In a kind of cross-cultural hazing, his new colleagues brought him to a martial arts class to take a beating of sorts from the master. “I really got kicked around,” he recalls in a New York Times corner office interview last Sunday. The martial arts master told him, it was a special way to welcome him. Ouch.
Several women managers I know compete in Brazilian Jiu Jitusu and Wing Chun. A surprising point of interest is that Bruce Lee’s teacher in the martial art Wing Chun learned it from the founder, who was a woman.
We know women can fight. We know women can take a punch. We know women can fly combat, heroically fight on the battlefield and after all, give birth without painkillers (occasionally by choice).
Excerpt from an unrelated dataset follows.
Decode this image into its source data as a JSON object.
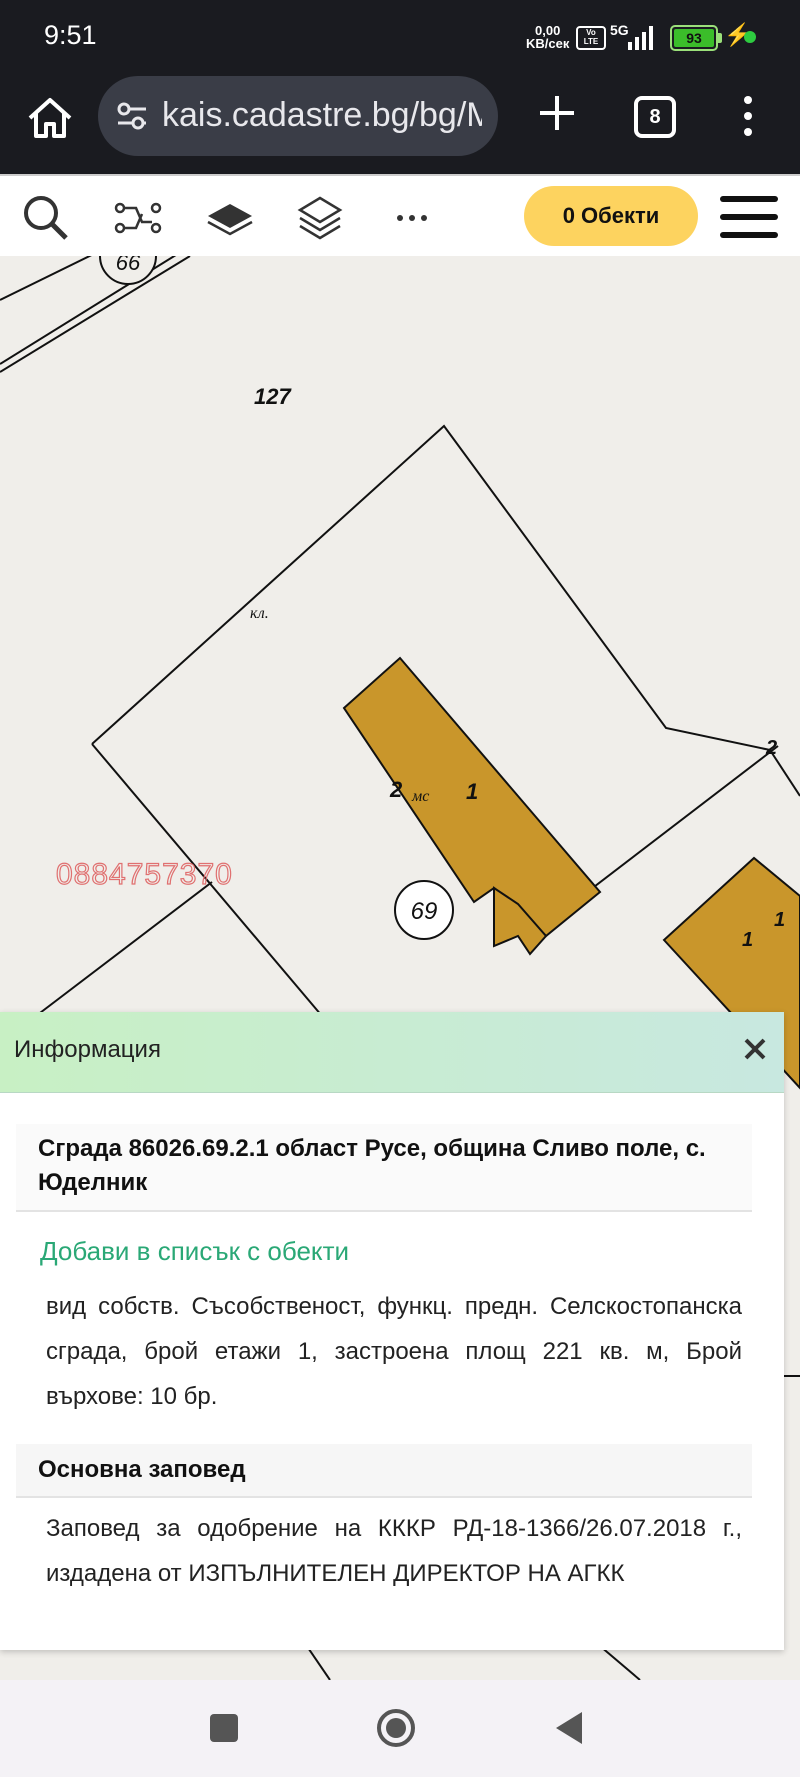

What’s holding women back is the expectation that they will also sweetly reject any credit or regard for almost any of their achievements, no matter how minor or massive. They will cut themselves down with self-denigrating back talk.
I recently facilitated a discussion group on Customer Relationship Management. A smart young manager named Judie made an insightful analysis of new marketing automation software. A member of the group posted a comment acknowledging her contribution.
“Oh, you’re much too kind,” Judie replied, quashing any notion that she added value.
I see this all day long. I see women denying themselves credit. I see them losing the capital that makes a career, as it climbs one small step after another. They go two steps up, and then slide down almost solely on the basis of their own demeanor.
When companies and organizations realize that not compelling women to take what’s theirs – much less go with the flow, when interactions get rough, we will have a chance at gleaning the value of the whole workforce.
Encourage the women in your organization to stand up and take it. Even when it’s applause.
Nance Rosen is the author of Speak Up! & Succeed. She speaks to business audiences around the world and is a resource for press, including print, broadcast and online journalists and bloggers covering social media and careers. Read more at NanceRosenBlog. Twitter name: nancerosen